START AVAILABLE RECORDS

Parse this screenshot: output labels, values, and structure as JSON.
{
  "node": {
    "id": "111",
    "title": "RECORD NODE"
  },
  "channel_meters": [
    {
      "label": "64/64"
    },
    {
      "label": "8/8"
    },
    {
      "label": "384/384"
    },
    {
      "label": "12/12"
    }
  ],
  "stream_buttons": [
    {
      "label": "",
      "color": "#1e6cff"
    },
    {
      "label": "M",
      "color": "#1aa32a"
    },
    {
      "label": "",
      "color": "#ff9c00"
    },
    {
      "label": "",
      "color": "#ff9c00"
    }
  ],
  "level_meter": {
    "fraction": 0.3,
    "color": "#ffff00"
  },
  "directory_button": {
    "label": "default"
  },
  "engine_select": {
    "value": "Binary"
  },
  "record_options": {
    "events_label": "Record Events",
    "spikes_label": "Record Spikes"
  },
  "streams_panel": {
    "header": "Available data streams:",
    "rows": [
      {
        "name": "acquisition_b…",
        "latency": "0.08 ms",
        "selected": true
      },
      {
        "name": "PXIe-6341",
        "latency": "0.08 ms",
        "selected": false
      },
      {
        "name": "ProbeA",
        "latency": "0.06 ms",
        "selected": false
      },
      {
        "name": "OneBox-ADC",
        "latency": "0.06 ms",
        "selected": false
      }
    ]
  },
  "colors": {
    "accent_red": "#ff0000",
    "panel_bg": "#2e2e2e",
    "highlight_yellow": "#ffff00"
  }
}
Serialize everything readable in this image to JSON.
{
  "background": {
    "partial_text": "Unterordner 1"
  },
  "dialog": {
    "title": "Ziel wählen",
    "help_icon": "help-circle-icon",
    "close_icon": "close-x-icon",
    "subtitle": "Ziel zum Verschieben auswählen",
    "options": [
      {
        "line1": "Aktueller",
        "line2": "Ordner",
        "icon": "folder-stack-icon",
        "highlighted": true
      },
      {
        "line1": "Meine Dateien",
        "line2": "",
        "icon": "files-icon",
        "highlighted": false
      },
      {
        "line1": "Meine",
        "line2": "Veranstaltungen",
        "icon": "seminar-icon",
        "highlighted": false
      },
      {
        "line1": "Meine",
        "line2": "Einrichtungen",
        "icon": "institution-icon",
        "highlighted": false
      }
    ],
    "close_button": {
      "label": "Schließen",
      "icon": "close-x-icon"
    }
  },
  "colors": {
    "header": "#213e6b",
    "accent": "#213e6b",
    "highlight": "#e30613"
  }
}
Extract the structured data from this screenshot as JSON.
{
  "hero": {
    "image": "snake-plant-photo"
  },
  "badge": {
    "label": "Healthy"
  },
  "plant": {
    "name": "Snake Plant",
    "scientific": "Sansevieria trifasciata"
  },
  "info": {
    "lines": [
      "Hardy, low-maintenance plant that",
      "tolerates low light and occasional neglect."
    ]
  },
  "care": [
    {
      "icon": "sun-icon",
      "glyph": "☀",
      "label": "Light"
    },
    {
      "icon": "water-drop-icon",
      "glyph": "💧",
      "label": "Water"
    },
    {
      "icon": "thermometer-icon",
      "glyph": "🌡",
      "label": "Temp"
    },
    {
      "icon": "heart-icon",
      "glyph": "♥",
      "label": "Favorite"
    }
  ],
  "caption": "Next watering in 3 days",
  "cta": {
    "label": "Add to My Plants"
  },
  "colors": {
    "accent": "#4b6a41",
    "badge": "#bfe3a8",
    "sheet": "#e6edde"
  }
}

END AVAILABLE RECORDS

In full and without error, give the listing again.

Parse this screenshot: output labels, values, and structure as JSON.
{
  "node": {
    "id": "111",
    "title": "RECORD NODE"
  },
  "channel_meters": [
    {
      "label": "64/64"
    },
    {
      "label": "8/8"
    },
    {
      "label": "384/384"
    },
    {
      "label": "12/12"
    }
  ],
  "stream_buttons": [
    {
      "label": "",
      "color": "#1e6cff"
    },
    {
      "label": "M",
      "color": "#1aa32a"
    },
    {
      "label": "",
      "color": "#ff9c00"
    },
    {
      "label": "",
      "color": "#ff9c00"
    }
  ],
  "level_meter": {
    "fraction": 0.3,
    "color": "#ffff00"
  },
  "directory_button": {
    "label": "default"
  },
  "engine_select": {
    "value": "Binary"
  },
  "record_options": {
    "events_label": "Record Events",
    "spikes_label": "Record Spikes"
  },
  "streams_panel": {
    "header": "Available data streams:",
    "rows": [
      {
        "name": "acquisition_b…",
        "latency": "0.08 ms",
        "selected": true
      },
      {
        "name": "PXIe-6341",
        "latency": "0.08 ms",
        "selected": false
      },
      {
        "name": "ProbeA",
        "latency": "0.06 ms",
        "selected": false
      },
      {
        "name": "OneBox-ADC",
        "latency": "0.06 ms",
        "selected": false
      }
    ]
  },
  "colors": {
    "accent_red": "#ff0000",
    "panel_bg": "#2e2e2e",
    "highlight_yellow": "#ffff00"
  }
}
Serialize everything readable in this image to JSON.
{
  "background": {
    "partial_text": "Unterordner 1"
  },
  "dialog": {
    "title": "Ziel wählen",
    "help_icon": "help-circle-icon",
    "close_icon": "close-x-icon",
    "subtitle": "Ziel zum Verschieben auswählen",
    "options": [
      {
        "line1": "Aktueller",
        "line2": "Ordner",
        "icon": "folder-stack-icon",
        "highlighted": true
      },
      {
        "line1": "Meine Dateien",
        "line2": "",
        "icon": "files-icon",
        "highlighted": false
      },
      {
        "line1": "Meine",
        "line2": "Veranstaltungen",
        "icon": "seminar-icon",
        "highlighted": false
      },
      {
        "line1": "Meine",
        "line2": "Einrichtungen",
        "icon": "institution-icon",
        "highlighted": false
      }
    ],
    "close_button": {
      "label": "Schließen",
      "icon": "close-x-icon"
    }
  },
  "colors": {
    "header": "#213e6b",
    "accent": "#213e6b",
    "highlight": "#e30613"
  }
}
Extract the structured data from this screenshot as JSON.
{
  "hero": {
    "image": "snake-plant-photo"
  },
  "badge": {
    "label": "Healthy"
  },
  "plant": {
    "name": "Snake Plant",
    "scientific": "Sansevieria trifasciata"
  },
  "info": {
    "lines": [
      "Hardy, low-maintenance plant that",
      "tolerates low light and occasional neglect."
    ]
  },
  "care": [
    {
      "icon": "sun-icon",
      "glyph": "☀",
      "label": "Light"
    },
    {
      "icon": "water-drop-icon",
      "glyph": "💧",
      "label": "Water"
    },
    {
      "icon": "thermometer-icon",
      "glyph": "🌡",
      "label": "Temp"
    },
    {
      "icon": "heart-icon",
      "glyph": "♥",
      "label": "Favorite"
    }
  ],
  "caption": "Next watering in 3 days",
  "cta": {
    "label": "Add to My Plants"
  },
  "colors": {
    "accent": "#4b6a41",
    "badge": "#bfe3a8",
    "sheet": "#e6edde"
  }
}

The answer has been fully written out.